Work instruction: While reading through the material below, copy each line that holds the word "number".

[Exercise input Boundary: Start]

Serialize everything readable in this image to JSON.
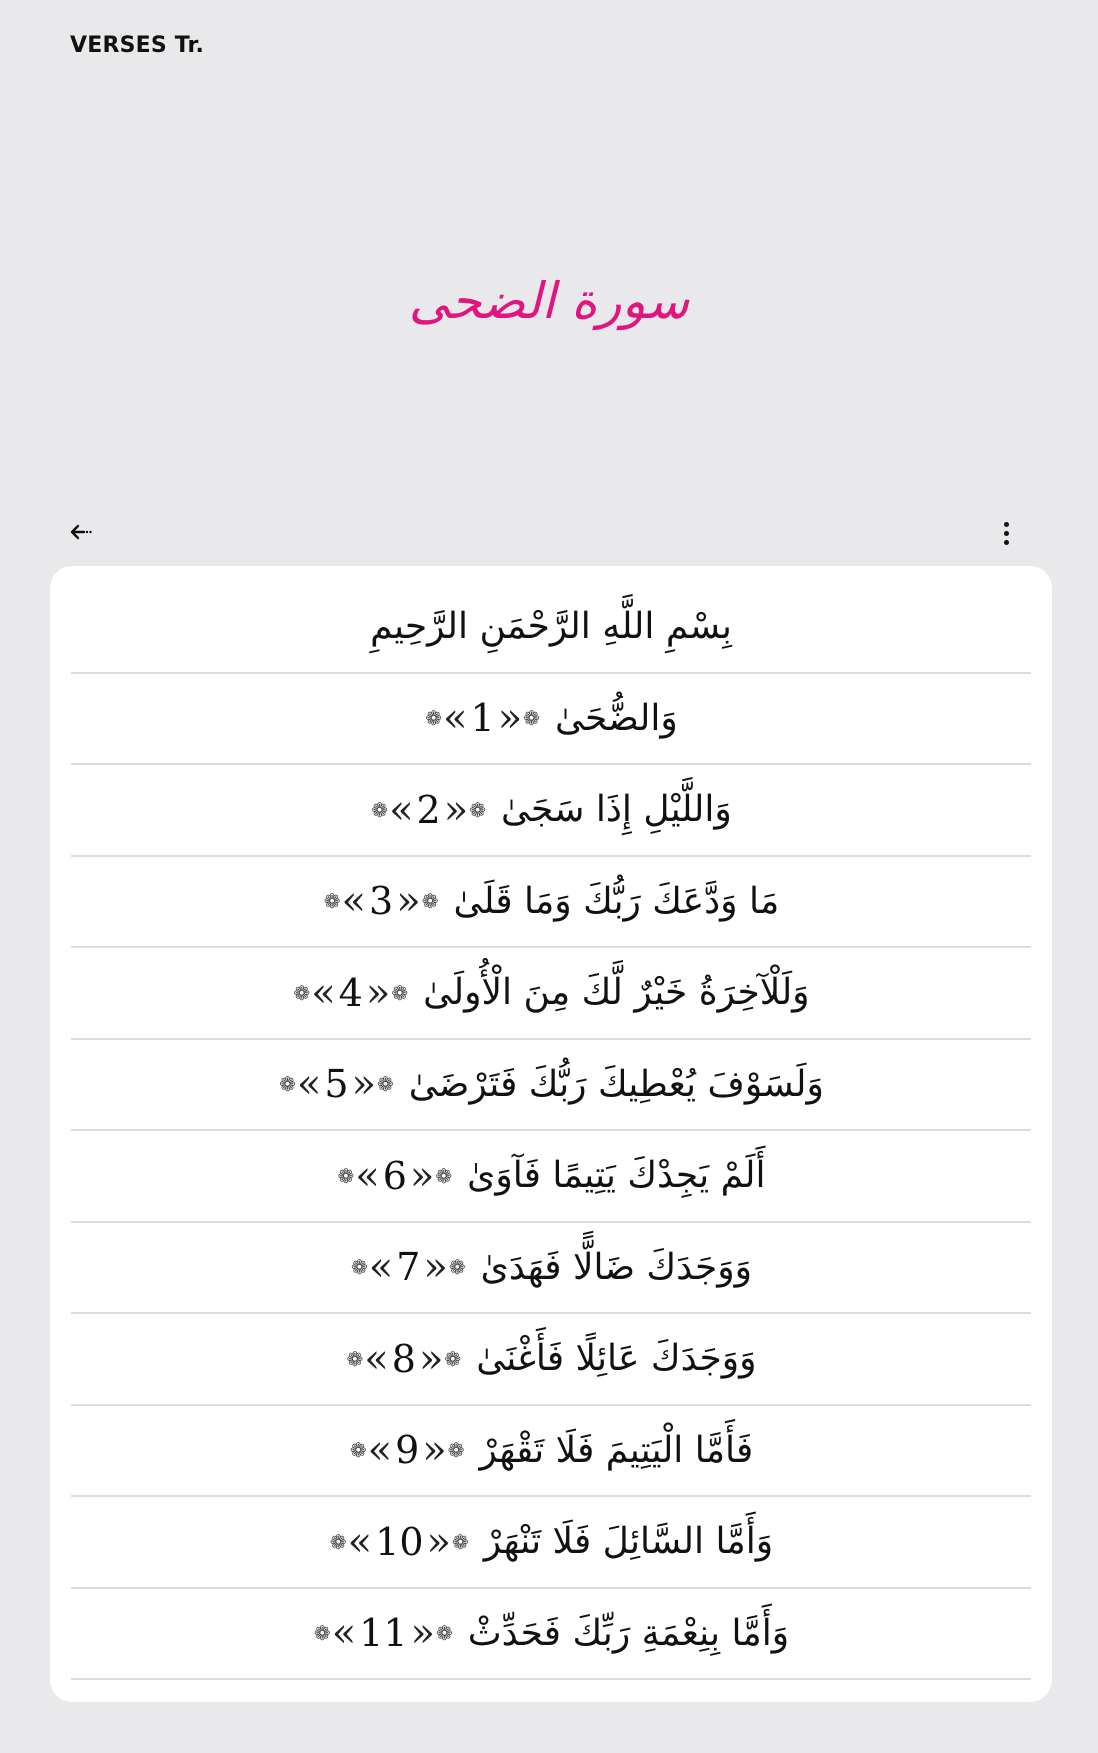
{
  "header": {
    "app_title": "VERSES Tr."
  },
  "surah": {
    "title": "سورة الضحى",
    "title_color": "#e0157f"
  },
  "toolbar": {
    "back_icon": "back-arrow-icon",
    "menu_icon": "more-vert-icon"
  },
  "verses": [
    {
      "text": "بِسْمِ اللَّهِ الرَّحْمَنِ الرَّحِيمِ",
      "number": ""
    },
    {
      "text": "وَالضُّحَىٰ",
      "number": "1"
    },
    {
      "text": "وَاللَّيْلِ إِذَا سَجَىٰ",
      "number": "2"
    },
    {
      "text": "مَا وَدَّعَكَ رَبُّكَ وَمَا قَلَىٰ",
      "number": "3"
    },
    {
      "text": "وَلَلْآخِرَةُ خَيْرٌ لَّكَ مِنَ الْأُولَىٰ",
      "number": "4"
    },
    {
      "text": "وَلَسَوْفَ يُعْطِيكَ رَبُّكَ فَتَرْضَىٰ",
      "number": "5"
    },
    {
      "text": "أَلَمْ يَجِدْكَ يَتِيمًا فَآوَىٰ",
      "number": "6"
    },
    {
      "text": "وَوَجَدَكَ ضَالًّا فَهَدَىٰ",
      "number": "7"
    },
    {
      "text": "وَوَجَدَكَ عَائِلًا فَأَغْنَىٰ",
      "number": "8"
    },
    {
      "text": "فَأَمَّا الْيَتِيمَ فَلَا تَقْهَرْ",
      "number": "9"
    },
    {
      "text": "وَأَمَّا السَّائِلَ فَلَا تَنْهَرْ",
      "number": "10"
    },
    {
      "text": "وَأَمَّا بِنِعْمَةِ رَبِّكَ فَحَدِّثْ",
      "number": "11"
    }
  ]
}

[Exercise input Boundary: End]

Finished task:
      "number": ""
      "number": "1"
      "number": "2"
      "number": "3"
      "number": "4"
      "number": "5"
      "number": "6"
      "number": "7"
      "number": "8"
      "number": "9"
      "number": "10"
      "number": "11"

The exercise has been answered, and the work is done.